• [Component data from apps and pages]
....

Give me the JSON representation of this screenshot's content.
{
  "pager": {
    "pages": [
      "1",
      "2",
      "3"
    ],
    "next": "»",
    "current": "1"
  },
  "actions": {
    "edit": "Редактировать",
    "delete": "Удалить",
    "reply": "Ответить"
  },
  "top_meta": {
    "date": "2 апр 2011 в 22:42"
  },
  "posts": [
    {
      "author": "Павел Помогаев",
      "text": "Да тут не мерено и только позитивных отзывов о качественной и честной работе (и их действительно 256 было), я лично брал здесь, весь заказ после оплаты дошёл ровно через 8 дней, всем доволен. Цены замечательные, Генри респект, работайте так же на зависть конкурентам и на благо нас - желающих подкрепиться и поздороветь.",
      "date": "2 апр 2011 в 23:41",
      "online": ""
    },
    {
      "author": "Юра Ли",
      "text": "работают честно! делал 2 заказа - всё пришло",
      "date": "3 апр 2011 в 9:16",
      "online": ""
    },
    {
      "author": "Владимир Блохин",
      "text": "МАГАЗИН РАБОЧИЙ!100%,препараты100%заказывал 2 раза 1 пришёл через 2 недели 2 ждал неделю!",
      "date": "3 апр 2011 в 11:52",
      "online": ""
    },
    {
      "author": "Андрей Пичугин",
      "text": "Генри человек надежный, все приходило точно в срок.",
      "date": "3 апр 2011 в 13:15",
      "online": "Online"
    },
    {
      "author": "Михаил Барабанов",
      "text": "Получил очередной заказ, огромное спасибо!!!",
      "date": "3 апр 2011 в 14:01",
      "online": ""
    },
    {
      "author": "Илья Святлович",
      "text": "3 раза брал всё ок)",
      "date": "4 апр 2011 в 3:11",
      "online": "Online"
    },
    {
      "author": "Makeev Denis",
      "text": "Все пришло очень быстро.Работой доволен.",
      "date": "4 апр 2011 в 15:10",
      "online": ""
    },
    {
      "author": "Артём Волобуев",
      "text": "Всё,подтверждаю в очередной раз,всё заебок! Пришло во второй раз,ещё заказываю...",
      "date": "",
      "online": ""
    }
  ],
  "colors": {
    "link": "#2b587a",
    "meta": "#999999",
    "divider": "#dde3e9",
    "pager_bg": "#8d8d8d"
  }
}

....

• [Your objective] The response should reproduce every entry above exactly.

• [Response to the task]
Give me the JSON representation of this screenshot's content.
{
  "pager": {
    "pages": [
      "1",
      "2",
      "3"
    ],
    "next": "»",
    "current": "1"
  },
  "actions": {
    "edit": "Редактировать",
    "delete": "Удалить",
    "reply": "Ответить"
  },
  "top_meta": {
    "date": "2 апр 2011 в 22:42"
  },
  "posts": [
    {
      "author": "Павел Помогаев",
      "text": "Да тут не мерено и только позитивных отзывов о качественной и честной работе (и их действительно 256 было), я лично брал здесь, весь заказ после оплаты дошёл ровно через 8 дней, всем доволен. Цены замечательные, Генри респект, работайте так же на зависть конкурентам и на благо нас - желающих подкрепиться и поздороветь.",
      "date": "2 апр 2011 в 23:41",
      "online": ""
    },
    {
      "author": "Юра Ли",
      "text": "работают честно! делал 2 заказа - всё пришло",
      "date": "3 апр 2011 в 9:16",
      "online": ""
    },
    {
      "author": "Владимир Блохин",
      "text": "МАГАЗИН РАБОЧИЙ!100%,препараты100%заказывал 2 раза 1 пришёл через 2 недели 2 ждал неделю!",
      "date": "3 апр 2011 в 11:52",
      "online": ""
    },
    {
      "author": "Андрей Пичугин",
      "text": "Генри человек надежный, все приходило точно в срок.",
      "date": "3 апр 2011 в 13:15",
      "online": "Online"
    },
    {
      "author": "Михаил Барабанов",
      "text": "Получил очередной заказ, огромное спасибо!!!",
      "date": "3 апр 2011 в 14:01",
      "online": ""
    },
    {
      "author": "Илья Святлович",
      "text": "3 раза брал всё ок)",
      "date": "4 апр 2011 в 3:11",
      "online": "Online"
    },
    {
      "author": "Makeev Denis",
      "text": "Все пришло очень быстро.Работой доволен.",
      "date": "4 апр 2011 в 15:10",
      "online": ""
    },
    {
      "author": "Артём Волобуев",
      "text": "Всё,подтверждаю в очередной раз,всё заебок! Пришло во второй раз,ещё заказываю...",
      "date": "",
      "online": ""
    }
  ],
  "colors": {
    "link": "#2b587a",
    "meta": "#999999",
    "divider": "#dde3e9",
    "pager_bg": "#8d8d8d"
  }
}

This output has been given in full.